REQUIRED WORK =>
The reply consists of one number only: how many lines in the listing below contain the word "exercises".
─── DATASET CONTENT ───
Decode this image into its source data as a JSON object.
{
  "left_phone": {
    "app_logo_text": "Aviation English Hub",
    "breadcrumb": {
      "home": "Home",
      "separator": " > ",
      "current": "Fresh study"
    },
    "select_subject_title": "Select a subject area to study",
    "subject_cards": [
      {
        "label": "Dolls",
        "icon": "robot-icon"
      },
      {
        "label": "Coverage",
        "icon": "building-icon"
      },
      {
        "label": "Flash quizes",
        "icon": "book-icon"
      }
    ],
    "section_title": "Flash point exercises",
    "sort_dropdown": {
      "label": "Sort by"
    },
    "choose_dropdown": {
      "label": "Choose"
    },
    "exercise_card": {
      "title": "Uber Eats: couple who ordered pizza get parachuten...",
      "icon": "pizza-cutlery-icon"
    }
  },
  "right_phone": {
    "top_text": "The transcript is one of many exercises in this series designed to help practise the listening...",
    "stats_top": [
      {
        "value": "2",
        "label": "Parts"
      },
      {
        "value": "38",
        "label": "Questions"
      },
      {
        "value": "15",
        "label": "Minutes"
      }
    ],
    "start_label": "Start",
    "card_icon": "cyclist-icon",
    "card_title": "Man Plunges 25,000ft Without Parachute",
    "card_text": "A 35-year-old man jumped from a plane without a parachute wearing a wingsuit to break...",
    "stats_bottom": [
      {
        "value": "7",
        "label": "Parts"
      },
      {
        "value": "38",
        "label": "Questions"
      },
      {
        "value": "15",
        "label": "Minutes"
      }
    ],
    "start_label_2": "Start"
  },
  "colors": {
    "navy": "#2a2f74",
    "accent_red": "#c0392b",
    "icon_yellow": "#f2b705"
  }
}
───
OUTPUT =>
2